Retype all entries exactly, skipping pictures.

[Data listing — start]

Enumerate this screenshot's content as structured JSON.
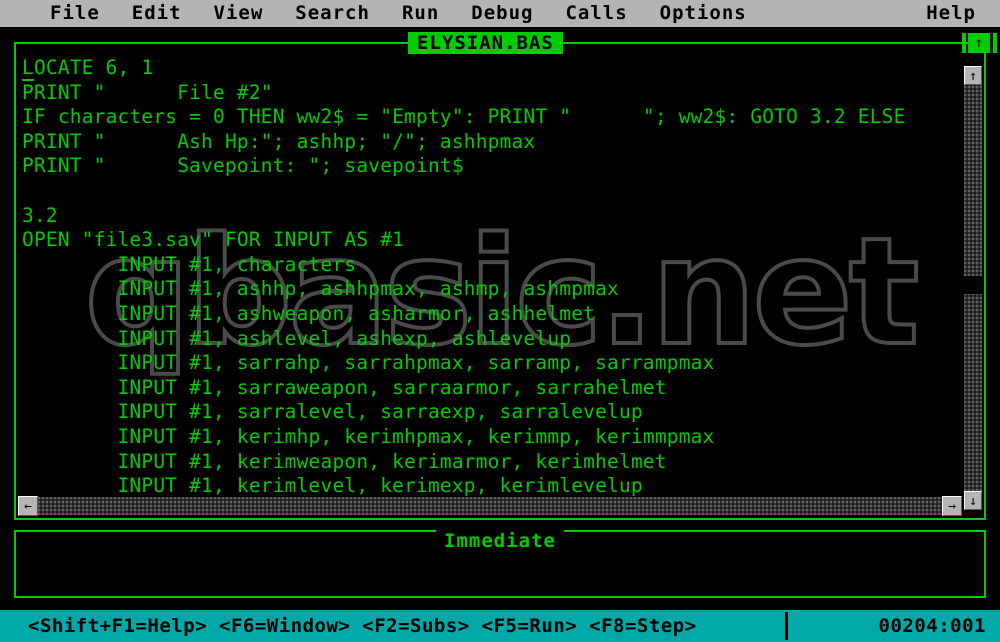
{
  "app": {
    "name": "QBasic IDE",
    "theme": {
      "menubar_bg": "#b4b4b4",
      "menubar_fg": "#000000",
      "screen_bg": "#000000",
      "code_fg": "#00cc00",
      "window_border": "#00cc00",
      "title_bg": "#00cc00",
      "title_fg": "#000000",
      "statusbar_bg": "#00a8a8",
      "statusbar_fg": "#000000",
      "scrollbar_face": "#b4b4b4",
      "watermark": "#4a4a4a"
    }
  },
  "menubar": {
    "items": [
      {
        "label": "File"
      },
      {
        "label": "Edit"
      },
      {
        "label": "View"
      },
      {
        "label": "Search"
      },
      {
        "label": "Run"
      },
      {
        "label": "Debug"
      },
      {
        "label": "Calls"
      },
      {
        "label": "Options"
      }
    ],
    "help": {
      "label": "Help"
    }
  },
  "code_window": {
    "title": "ELYSIAN.BAS",
    "maximize_glyph": "↑",
    "lines": [
      "LOCATE 6, 1",
      "PRINT \"      File #2\"",
      "IF characters = 0 THEN ww2$ = \"Empty\": PRINT \"      \"; ww2$: GOTO 3.2 ELSE",
      "PRINT \"      Ash Hp:\"; ashhp; \"/\"; ashhpmax",
      "PRINT \"      Savepoint: \"; savepoint$",
      "",
      "3.2",
      "OPEN \"file3.sav\" FOR INPUT AS #1",
      "        INPUT #1, characters",
      "        INPUT #1, ashhp, ashhpmax, ashmp, ashmpmax",
      "        INPUT #1, ashweapon, asharmor, ashhelmet",
      "        INPUT #1, ashlevel, ashexp, ashlevelup",
      "        INPUT #1, sarrahp, sarrahpmax, sarramp, sarrampmax",
      "        INPUT #1, sarraweapon, sarraarmor, sarrahelmet",
      "        INPUT #1, sarralevel, sarraexp, sarralevelup",
      "        INPUT #1, kerimhp, kerimhpmax, kerimmp, kerimmpmax",
      "        INPUT #1, kerimweapon, kerimarmor, kerimhelmet",
      "        INPUT #1, kerimlevel, kerimexp, kerimlevelup"
    ]
  },
  "watermark": {
    "text": "qbasic.net"
  },
  "scrollbars": {
    "vertical": {
      "up_arrow": "↑",
      "down_arrow": "↓"
    },
    "horizontal": {
      "left_arrow": "←",
      "right_arrow": "→"
    }
  },
  "immediate_window": {
    "title": "Immediate",
    "content": ""
  },
  "statusbar": {
    "keys": "<Shift+F1=Help> <F6=Window> <F2=Subs> <F5=Run> <F8=Step>",
    "position": "00204:001"
  }
}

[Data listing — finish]

- _Result for this task_:
Enumerate this screenshot's content as structured JSON.
{
  "app": {
    "name": "QBasic IDE",
    "theme": {
      "menubar_bg": "#b4b4b4",
      "menubar_fg": "#000000",
      "screen_bg": "#000000",
      "code_fg": "#00cc00",
      "window_border": "#00cc00",
      "title_bg": "#00cc00",
      "title_fg": "#000000",
      "statusbar_bg": "#00a8a8",
      "statusbar_fg": "#000000",
      "scrollbar_face": "#b4b4b4",
      "watermark": "#4a4a4a"
    }
  },
  "menubar": {
    "items": [
      {
        "label": "File"
      },
      {
        "label": "Edit"
      },
      {
        "label": "View"
      },
      {
        "label": "Search"
      },
      {
        "label": "Run"
      },
      {
        "label": "Debug"
      },
      {
        "label": "Calls"
      },
      {
        "label": "Options"
      }
    ],
    "help": {
      "label": "Help"
    }
  },
  "code_window": {
    "title": "ELYSIAN.BAS",
    "maximize_glyph": "↑",
    "lines": [
      "LOCATE 6, 1",
      "PRINT \"      File #2\"",
      "IF characters = 0 THEN ww2$ = \"Empty\": PRINT \"      \"; ww2$: GOTO 3.2 ELSE",
      "PRINT \"      Ash Hp:\"; ashhp; \"/\"; ashhpmax",
      "PRINT \"      Savepoint: \"; savepoint$",
      "",
      "3.2",
      "OPEN \"file3.sav\" FOR INPUT AS #1",
      "        INPUT #1, characters",
      "        INPUT #1, ashhp, ashhpmax, ashmp, ashmpmax",
      "        INPUT #1, ashweapon, asharmor, ashhelmet",
      "        INPUT #1, ashlevel, ashexp, ashlevelup",
      "        INPUT #1, sarrahp, sarrahpmax, sarramp, sarrampmax",
      "        INPUT #1, sarraweapon, sarraarmor, sarrahelmet",
      "        INPUT #1, sarralevel, sarraexp, sarralevelup",
      "        INPUT #1, kerimhp, kerimhpmax, kerimmp, kerimmpmax",
      "        INPUT #1, kerimweapon, kerimarmor, kerimhelmet",
      "        INPUT #1, kerimlevel, kerimexp, kerimlevelup"
    ]
  },
  "watermark": {
    "text": "qbasic.net"
  },
  "scrollbars": {
    "vertical": {
      "up_arrow": "↑",
      "down_arrow": "↓"
    },
    "horizontal": {
      "left_arrow": "←",
      "right_arrow": "→"
    }
  },
  "immediate_window": {
    "title": "Immediate",
    "content": ""
  },
  "statusbar": {
    "keys": "<Shift+F1=Help> <F6=Window> <F2=Subs> <F5=Run> <F8=Step>",
    "position": "00204:001"
  }
}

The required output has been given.